CAVUTO: No. No, he didn't say that, Robert. Michael Brown never said the administration deliberately set off the leak. Not once, not ever. He was invited on to compare this administration's response to this Gulf disaster to the Bush administration's response to another famous Gulf disaster -- Katrina.
What Brown did say was that he "would not be surprised if the White House said, you know what, we might be able to, guess what, do what? Use this crisis to our advantage. Let this crisis get really bad, and then we will step in. We will be able to shut down offshore drilling. We will be able to turn to all these alternate fuels." Cavuto's entire pushback to Gibbs' criticism was that Gibbs inaccurately characterized Brown's remarks, but what Brown did say -- that the administration purposely delayed its response to the spill to maximize the damage for political gain -- isn't significantly different than if the administration had purposely caused the spill. Cavuto was making a distinction without a difference.

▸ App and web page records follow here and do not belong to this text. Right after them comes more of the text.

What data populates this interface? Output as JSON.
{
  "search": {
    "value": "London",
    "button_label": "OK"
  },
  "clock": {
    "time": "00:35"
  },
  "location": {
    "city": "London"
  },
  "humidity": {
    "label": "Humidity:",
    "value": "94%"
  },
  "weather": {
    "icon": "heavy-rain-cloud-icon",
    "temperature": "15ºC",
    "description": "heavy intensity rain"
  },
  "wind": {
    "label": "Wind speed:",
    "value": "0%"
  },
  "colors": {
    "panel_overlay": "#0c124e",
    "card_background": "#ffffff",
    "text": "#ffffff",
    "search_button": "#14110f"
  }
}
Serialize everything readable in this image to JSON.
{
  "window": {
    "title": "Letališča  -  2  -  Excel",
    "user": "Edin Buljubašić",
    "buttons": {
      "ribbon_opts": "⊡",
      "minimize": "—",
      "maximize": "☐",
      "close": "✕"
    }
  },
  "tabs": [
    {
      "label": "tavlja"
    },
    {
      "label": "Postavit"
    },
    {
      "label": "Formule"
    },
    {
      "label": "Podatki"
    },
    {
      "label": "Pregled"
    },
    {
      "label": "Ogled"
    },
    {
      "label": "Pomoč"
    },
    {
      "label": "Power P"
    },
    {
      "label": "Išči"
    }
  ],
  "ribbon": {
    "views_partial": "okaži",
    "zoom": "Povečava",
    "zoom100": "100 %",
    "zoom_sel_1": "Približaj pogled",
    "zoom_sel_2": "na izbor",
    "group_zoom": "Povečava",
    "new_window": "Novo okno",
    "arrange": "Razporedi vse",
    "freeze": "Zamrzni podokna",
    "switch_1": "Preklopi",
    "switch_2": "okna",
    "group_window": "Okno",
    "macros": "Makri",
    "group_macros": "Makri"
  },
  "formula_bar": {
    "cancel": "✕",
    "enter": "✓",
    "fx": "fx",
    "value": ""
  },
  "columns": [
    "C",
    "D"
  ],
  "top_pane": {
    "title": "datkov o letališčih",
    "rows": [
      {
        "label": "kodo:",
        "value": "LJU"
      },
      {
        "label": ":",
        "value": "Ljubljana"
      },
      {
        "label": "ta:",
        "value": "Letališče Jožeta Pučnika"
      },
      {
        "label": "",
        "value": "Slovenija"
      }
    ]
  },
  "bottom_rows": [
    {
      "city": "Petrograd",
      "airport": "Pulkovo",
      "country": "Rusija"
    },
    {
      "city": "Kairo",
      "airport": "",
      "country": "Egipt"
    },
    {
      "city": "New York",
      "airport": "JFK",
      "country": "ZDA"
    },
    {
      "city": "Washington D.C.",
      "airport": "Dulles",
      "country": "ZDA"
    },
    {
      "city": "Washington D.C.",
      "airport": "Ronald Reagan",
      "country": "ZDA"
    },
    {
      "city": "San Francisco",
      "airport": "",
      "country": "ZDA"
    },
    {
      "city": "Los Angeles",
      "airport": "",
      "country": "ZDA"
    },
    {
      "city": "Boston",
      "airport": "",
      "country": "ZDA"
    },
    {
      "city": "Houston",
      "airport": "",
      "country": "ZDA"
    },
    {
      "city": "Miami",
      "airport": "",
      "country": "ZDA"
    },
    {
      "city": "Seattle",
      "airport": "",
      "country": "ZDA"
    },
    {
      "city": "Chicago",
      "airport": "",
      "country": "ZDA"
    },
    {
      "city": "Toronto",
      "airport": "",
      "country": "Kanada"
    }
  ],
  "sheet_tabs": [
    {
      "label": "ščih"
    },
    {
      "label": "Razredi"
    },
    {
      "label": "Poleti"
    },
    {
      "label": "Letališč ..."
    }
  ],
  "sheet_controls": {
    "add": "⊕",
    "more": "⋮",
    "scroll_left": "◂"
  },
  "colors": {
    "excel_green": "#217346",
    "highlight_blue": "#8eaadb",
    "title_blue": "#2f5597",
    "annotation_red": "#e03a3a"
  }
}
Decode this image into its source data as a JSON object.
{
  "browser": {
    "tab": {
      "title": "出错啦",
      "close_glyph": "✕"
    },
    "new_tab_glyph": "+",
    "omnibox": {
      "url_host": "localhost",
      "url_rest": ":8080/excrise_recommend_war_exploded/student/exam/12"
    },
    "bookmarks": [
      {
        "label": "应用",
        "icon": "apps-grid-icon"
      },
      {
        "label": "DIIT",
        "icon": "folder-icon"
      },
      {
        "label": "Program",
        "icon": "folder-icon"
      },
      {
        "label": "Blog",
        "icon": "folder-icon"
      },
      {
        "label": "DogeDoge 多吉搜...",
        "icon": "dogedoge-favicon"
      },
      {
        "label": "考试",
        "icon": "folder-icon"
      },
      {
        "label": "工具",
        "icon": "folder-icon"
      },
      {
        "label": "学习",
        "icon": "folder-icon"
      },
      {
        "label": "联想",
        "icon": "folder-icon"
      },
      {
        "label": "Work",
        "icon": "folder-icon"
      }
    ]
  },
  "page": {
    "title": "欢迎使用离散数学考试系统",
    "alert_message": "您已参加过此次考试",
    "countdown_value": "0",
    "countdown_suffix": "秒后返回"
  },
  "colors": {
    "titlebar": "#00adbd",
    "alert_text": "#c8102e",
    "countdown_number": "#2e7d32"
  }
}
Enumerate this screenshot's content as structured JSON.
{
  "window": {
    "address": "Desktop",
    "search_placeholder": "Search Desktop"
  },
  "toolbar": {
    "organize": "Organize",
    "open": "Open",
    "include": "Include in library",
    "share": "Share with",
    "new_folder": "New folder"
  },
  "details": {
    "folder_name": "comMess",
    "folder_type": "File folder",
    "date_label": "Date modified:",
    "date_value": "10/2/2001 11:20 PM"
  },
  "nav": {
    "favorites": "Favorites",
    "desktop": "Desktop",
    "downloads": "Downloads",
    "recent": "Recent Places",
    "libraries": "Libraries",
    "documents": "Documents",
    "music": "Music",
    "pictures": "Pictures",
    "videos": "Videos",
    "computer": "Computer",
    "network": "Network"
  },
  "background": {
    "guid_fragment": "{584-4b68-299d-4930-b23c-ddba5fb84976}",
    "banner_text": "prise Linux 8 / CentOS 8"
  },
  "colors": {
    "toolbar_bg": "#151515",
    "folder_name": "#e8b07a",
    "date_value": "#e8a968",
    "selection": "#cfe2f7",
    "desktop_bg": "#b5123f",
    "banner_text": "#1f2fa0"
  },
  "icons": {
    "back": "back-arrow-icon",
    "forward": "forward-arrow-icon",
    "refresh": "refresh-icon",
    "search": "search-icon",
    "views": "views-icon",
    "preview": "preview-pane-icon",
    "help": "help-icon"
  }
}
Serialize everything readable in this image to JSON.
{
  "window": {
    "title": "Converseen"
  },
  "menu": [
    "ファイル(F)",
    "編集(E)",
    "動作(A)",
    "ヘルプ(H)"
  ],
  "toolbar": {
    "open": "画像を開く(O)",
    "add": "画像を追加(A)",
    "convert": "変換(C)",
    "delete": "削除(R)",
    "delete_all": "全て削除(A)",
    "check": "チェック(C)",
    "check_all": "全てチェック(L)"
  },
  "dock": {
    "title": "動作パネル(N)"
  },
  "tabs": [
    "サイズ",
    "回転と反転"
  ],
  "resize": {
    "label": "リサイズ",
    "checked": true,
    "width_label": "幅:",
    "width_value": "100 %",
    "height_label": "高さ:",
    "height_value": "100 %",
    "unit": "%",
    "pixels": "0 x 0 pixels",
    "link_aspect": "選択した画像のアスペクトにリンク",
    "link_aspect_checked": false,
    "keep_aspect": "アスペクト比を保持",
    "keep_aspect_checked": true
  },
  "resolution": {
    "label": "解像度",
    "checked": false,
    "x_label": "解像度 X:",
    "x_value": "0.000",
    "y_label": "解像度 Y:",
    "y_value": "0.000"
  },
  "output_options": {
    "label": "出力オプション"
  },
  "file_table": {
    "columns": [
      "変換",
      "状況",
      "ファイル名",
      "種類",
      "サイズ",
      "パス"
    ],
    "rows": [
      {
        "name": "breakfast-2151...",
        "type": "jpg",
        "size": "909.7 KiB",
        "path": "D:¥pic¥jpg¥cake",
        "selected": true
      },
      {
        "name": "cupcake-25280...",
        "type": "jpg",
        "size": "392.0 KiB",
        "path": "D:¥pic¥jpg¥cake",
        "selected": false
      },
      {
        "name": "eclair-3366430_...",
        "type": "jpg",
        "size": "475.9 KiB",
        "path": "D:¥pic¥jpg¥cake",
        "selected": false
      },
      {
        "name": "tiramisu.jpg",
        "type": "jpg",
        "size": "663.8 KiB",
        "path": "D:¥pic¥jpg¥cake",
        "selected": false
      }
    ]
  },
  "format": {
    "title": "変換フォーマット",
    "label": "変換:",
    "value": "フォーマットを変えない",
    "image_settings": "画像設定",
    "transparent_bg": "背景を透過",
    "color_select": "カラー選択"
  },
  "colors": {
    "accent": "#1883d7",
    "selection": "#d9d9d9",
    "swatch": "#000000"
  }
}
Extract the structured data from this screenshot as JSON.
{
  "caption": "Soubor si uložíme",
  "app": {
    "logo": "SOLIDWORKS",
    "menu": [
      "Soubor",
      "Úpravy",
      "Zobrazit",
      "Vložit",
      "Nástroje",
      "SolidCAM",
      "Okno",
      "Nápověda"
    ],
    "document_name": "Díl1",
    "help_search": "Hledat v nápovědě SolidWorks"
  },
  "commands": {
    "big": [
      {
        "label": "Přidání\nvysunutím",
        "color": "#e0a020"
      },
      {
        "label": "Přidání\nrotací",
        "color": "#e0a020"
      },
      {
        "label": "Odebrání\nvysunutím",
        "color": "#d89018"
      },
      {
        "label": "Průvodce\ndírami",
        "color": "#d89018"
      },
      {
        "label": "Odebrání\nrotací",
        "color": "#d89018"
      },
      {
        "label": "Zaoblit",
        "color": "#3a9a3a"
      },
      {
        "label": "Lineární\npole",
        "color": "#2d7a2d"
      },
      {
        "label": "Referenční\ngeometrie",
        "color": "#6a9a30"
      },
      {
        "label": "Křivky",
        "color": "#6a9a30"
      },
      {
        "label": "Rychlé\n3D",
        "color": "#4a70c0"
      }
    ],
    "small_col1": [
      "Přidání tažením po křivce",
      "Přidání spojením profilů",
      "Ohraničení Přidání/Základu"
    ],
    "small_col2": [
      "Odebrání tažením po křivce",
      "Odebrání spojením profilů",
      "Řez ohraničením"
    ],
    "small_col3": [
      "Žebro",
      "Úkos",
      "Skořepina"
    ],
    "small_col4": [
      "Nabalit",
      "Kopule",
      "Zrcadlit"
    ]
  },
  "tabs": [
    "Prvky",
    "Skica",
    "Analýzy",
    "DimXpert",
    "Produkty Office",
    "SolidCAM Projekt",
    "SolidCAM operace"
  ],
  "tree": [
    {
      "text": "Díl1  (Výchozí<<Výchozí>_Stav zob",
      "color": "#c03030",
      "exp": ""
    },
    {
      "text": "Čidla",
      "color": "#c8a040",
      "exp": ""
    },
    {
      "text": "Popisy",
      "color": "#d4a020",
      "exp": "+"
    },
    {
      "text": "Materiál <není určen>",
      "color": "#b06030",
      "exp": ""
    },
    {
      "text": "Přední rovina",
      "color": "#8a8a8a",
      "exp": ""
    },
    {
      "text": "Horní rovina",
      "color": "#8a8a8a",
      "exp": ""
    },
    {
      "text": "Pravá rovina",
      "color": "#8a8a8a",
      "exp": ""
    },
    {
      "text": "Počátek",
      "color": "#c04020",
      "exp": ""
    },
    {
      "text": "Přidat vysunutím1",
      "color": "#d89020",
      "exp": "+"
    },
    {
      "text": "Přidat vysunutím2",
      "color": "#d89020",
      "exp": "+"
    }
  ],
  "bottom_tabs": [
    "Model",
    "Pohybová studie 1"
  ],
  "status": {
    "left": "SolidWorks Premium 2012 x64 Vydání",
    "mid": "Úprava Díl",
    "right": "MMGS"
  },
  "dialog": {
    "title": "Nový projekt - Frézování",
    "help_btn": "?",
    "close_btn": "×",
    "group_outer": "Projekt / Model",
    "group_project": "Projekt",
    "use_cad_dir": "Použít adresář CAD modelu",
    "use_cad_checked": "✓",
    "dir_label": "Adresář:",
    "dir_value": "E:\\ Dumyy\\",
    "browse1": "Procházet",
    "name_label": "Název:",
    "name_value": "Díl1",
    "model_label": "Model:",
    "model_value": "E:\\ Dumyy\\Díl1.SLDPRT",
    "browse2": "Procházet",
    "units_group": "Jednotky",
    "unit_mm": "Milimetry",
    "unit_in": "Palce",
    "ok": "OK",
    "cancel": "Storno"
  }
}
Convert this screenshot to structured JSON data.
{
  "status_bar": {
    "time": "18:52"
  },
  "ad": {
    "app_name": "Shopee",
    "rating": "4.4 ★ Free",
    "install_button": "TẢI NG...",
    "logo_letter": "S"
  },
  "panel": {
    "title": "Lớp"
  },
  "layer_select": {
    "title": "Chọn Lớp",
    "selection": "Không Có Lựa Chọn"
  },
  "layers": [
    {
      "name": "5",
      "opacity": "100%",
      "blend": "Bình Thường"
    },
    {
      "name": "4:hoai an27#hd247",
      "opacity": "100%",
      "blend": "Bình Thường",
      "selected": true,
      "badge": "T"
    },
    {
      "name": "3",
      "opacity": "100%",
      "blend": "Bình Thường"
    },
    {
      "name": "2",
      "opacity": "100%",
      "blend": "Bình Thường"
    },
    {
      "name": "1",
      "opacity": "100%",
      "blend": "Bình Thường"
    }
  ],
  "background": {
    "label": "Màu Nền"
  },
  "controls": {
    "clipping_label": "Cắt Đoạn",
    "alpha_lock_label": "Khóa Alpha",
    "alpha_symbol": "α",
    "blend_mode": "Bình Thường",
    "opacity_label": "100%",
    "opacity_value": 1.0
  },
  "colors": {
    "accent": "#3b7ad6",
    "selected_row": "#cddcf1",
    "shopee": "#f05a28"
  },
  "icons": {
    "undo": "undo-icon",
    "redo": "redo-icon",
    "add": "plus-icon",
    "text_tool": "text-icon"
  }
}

Next, Cavuto played a clip of Brown's remarks on the May 3 edition of Fox News' Your World, in which Brown stated that "I think the delay was this. It's pure politics. This president has never supported big oil. He has never supported offshore drilling. And now he has an excuse to shut it back down." But what was absent from the clip Cavuto played was Brown's later comment that the administration deliberately delayed its response:
BROWN: I would not be surprised if the White House said, you know what, we might be able to, guess what, do what? Use this crisis to our advantage. Let this crisis get really bad, and then we will step in. We will be able to shut down offshore drilling. We will be able to turn to all these alternate fuels.
After playing the clip of Brown's remarks (minus, of course, the most egregious claim Brown made -- that Obama may have "let this crisis get really bad" for political gain), Cavuto reiterated that "nowhere in that exchange nor in the rest of the interview ... did Michael Brown ever say -- ever say -- that this White House was behind this spill or set this spill or start this spill." But at no point in the segment did Cavuto address Gibbs' criticism that the Fox News host had failed to "push back" against Brown's conspiracy theory.
Cavuto ignored that criticism -- perhaps because it's accurate. Bill O'Reilly, his fellow Fox News host, has falsely claimed that Cavuto "stuck up" for Obama in the interview. But if he had, why didn't Cavuto himself try to make that point in addressing Gibbs' criticism?